There are more than 1,000 school districts in the state of Texas and no two districts are the same. An urban district with tens of thousands of students has a different set of challenges than a rural one that serves only a few dozen.
And yet, the leaders of these districts often find that they have a lot in common, including the same goal: Educating students and preparing them for the future. With that objective, it’s no surprise that school boards across the state share similar issues and priorities.
Finding the issues
During January through March of this year, TASB hosted Grassroots Meetings across the state. Held in even-numbered years, these meetings are the first step in creating TASB’s Advocacy Agenda, the action plan it uses to advocate at the Capitol on behalf of Texas school boards.
Every school board member in Texas has a chance to make their voice heard by attending a Grassroots Meeting. During these meetings, school leaders work together to come up with the top priorities for their region.
The biggest issues right now
TASB Talks podcast host Kay Douglas recently interviewed Dax González, division director of TASB Governmental Relations, about the issues that rose to the top of trustee conversations during Grassroots Meetings. These are the public education concerns that are most top-of-mind for school leaders now.
Teacher recruitment and retention
By and large, teacher recruitment and retention were the biggest concerns across the state. Large or small, rural or urban, all school districts are struggling to find and keep staff.
González said that, unfortunately, while this is a common and well-known problem, there aren’t a lot of solutions.
The State has recognized the severity of this challenge, with the Texas Education Agency recently forming a Teacher Vacancy Task Force.
Another common issue facing public schools is the mental health of students and teachers. After two years of pandemic-related stressors, including continued uncertainty, isolation, and safety risks, it’s no wonder metal health issues are affecting the classroom. “Our teachers are really suffering coming out of the pandemic,” González said.
School board members and administrators had talks about obtaining resources to help teachers and students cope with various stressors.
The pandemic has had a negative effect on student enrollment and attendance. Schools are funded based on their average daily attendance, which means COVID-related absences can hurt the bottom line.
Although funding will remain level for this year, financial concerns are almost certain to continue to be top-of-mind for districts.
The last several months have seen efforts by some groups to push “school choice,” or vouchers. School vouchers would take public tax dollars from local independent school districts and let them be used for private school or homeschooling.
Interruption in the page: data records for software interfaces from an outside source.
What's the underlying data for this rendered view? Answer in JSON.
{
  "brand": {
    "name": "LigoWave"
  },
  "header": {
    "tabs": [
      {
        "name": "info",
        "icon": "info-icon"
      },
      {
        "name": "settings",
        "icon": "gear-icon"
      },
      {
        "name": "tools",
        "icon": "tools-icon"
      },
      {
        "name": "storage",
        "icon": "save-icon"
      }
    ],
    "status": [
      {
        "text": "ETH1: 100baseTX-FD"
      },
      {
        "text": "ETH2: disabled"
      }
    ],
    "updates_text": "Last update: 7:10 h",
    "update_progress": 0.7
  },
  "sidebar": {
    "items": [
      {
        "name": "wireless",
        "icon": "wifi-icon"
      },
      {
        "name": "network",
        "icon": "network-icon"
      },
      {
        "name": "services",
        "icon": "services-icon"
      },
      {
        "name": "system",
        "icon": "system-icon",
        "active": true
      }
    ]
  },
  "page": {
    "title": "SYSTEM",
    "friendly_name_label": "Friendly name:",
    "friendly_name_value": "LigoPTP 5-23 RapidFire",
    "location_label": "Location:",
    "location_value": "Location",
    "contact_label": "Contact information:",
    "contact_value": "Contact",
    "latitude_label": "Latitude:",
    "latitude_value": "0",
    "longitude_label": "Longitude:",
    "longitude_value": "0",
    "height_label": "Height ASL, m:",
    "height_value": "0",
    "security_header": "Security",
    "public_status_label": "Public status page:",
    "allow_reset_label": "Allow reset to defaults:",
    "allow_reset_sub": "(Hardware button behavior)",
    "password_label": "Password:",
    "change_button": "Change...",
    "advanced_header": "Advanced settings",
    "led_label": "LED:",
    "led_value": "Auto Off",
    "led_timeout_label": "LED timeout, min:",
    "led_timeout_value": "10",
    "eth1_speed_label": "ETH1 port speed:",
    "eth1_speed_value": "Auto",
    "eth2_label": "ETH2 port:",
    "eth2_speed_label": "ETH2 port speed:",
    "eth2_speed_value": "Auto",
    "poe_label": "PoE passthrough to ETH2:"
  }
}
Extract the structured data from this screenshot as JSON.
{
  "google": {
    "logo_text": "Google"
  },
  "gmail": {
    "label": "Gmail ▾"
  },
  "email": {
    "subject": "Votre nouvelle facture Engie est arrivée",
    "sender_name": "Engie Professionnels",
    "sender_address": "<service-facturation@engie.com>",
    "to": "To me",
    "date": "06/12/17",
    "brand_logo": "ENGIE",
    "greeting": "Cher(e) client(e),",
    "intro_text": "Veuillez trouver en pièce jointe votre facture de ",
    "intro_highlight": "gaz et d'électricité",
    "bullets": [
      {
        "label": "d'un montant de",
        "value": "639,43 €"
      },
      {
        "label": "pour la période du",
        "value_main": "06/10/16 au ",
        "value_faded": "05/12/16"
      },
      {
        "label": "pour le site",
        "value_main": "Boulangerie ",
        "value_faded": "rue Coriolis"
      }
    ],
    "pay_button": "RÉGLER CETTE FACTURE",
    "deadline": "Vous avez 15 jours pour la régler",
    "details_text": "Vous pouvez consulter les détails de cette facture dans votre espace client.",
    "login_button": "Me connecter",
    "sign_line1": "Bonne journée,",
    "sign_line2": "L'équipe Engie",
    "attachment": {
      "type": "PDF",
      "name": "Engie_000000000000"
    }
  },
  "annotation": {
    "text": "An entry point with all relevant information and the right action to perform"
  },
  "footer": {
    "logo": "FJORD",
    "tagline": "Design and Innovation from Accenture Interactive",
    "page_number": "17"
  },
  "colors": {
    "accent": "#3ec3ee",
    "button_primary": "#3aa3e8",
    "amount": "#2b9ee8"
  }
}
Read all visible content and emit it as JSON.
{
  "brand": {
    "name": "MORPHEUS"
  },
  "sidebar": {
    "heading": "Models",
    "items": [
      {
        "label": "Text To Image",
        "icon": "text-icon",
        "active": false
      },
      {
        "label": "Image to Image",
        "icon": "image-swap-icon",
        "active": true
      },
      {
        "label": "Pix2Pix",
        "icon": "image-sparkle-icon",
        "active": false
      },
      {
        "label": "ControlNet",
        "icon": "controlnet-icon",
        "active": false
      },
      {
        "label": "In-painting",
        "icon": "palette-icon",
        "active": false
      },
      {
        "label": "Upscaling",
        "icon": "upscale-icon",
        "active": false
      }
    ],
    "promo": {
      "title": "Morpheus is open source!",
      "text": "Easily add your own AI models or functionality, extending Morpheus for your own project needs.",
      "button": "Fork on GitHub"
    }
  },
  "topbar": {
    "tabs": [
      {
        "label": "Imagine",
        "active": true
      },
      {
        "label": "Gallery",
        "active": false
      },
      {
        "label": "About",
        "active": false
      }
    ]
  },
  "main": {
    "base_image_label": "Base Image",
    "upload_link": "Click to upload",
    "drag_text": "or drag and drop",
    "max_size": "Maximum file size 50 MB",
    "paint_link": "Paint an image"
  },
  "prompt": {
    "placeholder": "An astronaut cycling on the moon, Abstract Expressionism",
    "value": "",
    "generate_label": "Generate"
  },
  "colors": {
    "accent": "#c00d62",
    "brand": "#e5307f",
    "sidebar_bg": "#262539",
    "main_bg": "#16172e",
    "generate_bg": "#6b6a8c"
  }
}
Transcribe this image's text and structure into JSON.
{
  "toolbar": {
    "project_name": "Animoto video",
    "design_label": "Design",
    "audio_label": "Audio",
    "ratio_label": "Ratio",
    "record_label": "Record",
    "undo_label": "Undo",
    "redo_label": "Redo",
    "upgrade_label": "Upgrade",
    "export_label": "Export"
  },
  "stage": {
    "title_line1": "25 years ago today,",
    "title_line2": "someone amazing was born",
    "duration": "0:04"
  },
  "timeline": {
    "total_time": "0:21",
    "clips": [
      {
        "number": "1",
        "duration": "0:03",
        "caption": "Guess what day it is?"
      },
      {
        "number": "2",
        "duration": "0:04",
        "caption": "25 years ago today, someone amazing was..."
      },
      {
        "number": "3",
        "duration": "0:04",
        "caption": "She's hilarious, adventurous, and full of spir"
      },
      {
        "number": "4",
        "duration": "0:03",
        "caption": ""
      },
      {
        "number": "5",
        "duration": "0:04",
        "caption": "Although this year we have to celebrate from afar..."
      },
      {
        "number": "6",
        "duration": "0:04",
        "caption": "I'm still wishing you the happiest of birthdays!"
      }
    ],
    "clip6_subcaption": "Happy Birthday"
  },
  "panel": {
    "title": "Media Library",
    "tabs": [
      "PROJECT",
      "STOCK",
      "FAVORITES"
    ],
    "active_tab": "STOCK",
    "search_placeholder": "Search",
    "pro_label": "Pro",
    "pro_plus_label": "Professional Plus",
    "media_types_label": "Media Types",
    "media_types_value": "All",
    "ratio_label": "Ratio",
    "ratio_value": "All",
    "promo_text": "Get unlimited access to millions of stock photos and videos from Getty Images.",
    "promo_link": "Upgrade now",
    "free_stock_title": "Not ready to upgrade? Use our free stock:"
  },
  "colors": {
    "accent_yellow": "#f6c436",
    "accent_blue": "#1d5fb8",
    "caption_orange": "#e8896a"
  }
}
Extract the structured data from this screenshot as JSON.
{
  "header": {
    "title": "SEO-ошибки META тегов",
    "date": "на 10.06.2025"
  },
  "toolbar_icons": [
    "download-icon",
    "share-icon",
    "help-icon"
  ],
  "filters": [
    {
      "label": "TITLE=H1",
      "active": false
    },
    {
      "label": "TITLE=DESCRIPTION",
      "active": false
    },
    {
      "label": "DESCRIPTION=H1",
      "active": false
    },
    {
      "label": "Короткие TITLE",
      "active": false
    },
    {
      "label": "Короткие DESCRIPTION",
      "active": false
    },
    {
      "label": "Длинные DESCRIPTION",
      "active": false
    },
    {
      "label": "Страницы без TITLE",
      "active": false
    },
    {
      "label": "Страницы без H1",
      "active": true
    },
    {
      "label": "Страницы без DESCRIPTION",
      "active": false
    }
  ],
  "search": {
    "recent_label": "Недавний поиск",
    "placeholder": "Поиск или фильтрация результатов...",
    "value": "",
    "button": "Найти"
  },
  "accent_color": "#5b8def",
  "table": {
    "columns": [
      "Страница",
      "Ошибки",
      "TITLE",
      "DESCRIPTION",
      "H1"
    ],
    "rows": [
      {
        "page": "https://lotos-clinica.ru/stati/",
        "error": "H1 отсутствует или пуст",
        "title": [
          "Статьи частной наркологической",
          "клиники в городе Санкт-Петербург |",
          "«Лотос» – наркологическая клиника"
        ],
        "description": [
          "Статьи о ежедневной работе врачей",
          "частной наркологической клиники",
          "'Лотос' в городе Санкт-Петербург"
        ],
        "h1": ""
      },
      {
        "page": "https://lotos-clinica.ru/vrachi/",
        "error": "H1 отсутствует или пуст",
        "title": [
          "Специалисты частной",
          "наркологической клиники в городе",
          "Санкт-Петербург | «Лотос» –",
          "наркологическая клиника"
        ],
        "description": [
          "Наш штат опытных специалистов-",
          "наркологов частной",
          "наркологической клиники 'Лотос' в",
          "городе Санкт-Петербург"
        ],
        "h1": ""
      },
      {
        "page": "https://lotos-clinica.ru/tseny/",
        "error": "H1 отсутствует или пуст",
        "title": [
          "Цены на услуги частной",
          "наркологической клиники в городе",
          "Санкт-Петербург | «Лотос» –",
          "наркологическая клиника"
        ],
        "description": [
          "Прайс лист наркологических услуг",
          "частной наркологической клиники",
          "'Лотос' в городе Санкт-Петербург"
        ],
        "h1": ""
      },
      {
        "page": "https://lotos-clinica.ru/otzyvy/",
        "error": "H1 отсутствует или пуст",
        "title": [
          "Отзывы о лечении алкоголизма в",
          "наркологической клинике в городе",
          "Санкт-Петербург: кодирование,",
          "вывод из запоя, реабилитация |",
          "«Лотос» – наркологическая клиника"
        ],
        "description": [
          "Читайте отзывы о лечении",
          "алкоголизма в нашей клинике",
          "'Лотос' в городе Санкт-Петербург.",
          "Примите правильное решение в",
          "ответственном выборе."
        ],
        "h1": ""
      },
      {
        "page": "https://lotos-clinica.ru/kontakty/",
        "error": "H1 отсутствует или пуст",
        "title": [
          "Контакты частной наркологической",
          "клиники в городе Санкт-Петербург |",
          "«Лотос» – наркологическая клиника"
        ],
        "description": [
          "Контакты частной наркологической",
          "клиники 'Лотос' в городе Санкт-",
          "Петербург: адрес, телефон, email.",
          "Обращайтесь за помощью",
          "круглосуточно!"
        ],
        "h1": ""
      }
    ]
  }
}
During Grassroots Meetings, many school board members expressed their opposition to vouchers because they would take much-needed funds from public schools and give the money to institutions with no accountability for how those funds get used.
"We've built a whole state accountability system around our public schools to monitor and measure how our schools are doing, how they're spending public tax dollars,” González said. “We have a whole financial rating system in addition to the academic accountability system. There's just so much transparency around public school spending. Yet, we're going to turn around and give money away with NO accountability whatsoever."
González said the Grassroots Meetings discussions around charters was typically localized to urban and suburban areas. The main concern of school leaders when it comes to charters is the lack of transparency around charter school operations and governance. For example, there’s been a lot of talk about making school board meetings more accessible to parents. Yet charter school boards are not locally elected and the appointed members may not even live anywhere near the school.
Listen to TASB Talks: Lege Update
Listen to the full podcast episode to hear more from González, including what you as a public school advocate can do now to help. Subscribe to TASB Talks wherever you get your podcasts so you don’t miss an episode.
TASB Talks: Lege Update April 2022
This article was published on April 7, 2022.